For the entries below, report the number of lines containing "screenshot", without any other content.
(DATASET EXCERPTS begins)
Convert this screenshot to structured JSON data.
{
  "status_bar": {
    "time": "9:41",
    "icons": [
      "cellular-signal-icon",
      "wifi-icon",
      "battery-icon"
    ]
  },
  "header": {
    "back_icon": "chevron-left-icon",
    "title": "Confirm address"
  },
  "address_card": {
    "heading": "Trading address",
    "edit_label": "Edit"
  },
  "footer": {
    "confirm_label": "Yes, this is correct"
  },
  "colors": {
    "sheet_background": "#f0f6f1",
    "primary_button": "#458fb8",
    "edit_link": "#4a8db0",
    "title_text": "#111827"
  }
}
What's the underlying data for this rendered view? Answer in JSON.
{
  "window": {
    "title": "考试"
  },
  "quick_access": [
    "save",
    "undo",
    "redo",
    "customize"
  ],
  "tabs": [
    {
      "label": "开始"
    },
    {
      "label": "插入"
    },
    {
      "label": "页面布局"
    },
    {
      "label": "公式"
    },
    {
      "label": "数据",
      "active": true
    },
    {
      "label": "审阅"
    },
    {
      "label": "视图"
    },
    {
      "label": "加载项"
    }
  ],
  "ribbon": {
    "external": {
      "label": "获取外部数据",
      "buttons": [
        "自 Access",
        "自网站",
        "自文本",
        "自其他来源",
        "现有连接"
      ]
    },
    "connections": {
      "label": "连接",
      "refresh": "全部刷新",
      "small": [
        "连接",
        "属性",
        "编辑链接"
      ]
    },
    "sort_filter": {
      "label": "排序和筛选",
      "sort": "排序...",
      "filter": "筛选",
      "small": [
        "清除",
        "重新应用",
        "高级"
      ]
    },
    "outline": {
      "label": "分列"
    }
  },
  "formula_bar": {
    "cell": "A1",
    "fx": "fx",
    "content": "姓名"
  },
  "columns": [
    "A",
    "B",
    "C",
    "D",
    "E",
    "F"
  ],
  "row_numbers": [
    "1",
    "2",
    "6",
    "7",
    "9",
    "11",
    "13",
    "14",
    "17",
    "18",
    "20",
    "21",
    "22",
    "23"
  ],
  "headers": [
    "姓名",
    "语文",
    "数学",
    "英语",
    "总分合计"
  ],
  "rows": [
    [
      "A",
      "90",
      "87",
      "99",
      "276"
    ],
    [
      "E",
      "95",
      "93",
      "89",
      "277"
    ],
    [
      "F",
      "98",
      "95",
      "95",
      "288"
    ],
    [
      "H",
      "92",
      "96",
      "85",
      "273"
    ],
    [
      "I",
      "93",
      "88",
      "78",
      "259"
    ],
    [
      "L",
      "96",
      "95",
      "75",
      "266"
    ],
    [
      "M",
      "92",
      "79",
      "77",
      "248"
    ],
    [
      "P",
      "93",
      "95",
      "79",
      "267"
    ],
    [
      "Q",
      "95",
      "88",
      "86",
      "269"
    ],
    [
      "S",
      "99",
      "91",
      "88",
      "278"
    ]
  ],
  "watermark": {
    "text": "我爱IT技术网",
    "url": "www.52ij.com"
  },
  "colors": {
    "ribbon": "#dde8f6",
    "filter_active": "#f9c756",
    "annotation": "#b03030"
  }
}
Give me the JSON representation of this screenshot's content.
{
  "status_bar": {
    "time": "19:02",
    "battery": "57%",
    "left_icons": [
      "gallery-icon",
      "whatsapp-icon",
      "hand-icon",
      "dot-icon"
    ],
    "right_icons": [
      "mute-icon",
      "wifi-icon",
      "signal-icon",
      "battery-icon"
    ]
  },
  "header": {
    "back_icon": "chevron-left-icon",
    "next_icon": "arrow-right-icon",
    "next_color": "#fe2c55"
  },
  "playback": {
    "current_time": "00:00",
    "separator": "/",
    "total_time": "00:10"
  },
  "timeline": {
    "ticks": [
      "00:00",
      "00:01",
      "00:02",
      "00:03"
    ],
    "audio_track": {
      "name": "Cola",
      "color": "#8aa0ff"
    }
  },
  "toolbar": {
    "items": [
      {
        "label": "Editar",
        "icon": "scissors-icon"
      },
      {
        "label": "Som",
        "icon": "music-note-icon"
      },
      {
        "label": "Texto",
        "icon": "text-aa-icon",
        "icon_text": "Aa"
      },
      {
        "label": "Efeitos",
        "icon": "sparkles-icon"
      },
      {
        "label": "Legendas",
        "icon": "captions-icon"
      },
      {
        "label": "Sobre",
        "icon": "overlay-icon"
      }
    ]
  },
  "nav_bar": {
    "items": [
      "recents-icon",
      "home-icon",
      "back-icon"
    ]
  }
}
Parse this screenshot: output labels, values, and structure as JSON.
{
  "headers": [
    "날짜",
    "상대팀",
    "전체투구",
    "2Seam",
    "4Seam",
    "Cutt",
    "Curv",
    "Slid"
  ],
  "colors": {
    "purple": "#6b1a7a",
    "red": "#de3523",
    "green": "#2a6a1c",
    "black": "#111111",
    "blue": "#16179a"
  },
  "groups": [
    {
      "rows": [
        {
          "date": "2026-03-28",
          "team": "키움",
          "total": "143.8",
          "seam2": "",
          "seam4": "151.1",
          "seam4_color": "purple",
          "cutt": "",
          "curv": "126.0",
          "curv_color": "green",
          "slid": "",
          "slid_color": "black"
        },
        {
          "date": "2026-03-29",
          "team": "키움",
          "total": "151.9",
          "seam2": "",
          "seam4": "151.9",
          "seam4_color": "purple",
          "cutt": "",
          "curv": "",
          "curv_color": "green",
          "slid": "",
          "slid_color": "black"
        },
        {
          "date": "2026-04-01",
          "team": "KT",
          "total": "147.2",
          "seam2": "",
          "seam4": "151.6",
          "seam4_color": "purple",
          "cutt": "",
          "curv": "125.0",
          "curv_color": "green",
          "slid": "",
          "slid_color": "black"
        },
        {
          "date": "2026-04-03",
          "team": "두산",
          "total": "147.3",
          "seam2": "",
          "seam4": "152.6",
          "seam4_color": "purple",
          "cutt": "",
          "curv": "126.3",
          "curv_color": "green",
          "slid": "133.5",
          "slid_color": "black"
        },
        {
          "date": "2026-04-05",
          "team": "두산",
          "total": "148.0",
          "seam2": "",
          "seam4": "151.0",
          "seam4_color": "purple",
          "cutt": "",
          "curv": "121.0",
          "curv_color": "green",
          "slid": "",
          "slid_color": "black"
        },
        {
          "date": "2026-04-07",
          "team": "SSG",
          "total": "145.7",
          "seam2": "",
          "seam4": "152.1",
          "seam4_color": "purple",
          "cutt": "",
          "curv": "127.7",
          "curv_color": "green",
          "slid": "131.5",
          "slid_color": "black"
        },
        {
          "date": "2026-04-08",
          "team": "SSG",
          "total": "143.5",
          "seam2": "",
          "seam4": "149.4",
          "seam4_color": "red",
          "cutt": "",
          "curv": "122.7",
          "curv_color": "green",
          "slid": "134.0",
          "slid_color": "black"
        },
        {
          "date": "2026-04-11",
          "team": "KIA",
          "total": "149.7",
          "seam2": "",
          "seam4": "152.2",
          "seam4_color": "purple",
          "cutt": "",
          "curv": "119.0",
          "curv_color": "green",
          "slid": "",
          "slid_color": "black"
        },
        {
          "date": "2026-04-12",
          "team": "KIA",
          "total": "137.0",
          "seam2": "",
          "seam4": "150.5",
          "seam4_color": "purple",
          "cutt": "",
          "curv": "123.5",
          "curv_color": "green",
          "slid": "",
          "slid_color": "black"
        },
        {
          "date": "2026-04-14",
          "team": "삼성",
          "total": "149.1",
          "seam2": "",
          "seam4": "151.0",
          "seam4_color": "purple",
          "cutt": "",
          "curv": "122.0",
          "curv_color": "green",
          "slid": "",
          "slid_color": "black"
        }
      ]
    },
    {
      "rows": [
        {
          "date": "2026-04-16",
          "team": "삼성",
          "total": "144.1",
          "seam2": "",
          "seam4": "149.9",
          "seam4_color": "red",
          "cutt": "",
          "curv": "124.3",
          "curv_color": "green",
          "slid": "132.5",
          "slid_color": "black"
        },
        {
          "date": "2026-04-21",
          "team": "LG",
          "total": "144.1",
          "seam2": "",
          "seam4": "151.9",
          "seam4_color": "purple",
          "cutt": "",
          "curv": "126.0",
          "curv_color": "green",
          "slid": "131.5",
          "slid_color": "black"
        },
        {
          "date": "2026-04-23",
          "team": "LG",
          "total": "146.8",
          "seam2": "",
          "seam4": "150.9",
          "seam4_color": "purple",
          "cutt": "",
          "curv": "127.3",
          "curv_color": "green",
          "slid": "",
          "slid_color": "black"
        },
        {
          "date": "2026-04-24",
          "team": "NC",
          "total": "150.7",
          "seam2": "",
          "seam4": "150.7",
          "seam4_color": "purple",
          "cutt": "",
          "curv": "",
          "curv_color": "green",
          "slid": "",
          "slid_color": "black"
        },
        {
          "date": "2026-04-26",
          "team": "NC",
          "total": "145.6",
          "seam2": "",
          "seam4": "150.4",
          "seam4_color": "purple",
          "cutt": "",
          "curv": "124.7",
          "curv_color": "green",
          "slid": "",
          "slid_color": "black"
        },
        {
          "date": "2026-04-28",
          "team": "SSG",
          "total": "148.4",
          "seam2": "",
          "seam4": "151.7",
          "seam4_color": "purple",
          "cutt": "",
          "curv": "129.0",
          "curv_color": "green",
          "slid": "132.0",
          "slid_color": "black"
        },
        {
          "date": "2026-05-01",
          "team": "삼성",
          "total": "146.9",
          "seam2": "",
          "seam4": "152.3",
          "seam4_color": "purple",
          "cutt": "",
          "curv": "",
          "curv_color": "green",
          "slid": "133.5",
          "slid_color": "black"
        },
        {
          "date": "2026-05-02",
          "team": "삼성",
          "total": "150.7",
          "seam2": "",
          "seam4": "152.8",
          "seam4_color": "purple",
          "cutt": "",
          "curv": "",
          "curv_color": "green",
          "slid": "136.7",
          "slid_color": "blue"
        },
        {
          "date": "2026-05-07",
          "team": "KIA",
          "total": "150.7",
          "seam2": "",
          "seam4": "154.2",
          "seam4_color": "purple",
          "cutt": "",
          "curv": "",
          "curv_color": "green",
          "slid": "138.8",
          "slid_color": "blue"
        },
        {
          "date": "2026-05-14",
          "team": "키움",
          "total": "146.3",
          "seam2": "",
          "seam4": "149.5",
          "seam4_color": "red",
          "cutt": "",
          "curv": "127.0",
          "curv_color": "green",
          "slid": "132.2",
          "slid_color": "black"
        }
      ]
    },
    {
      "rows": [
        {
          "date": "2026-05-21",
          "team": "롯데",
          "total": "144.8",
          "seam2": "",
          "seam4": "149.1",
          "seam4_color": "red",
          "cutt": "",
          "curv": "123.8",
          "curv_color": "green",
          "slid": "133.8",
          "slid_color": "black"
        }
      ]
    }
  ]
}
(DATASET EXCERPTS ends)
FINAL ANSWER: 3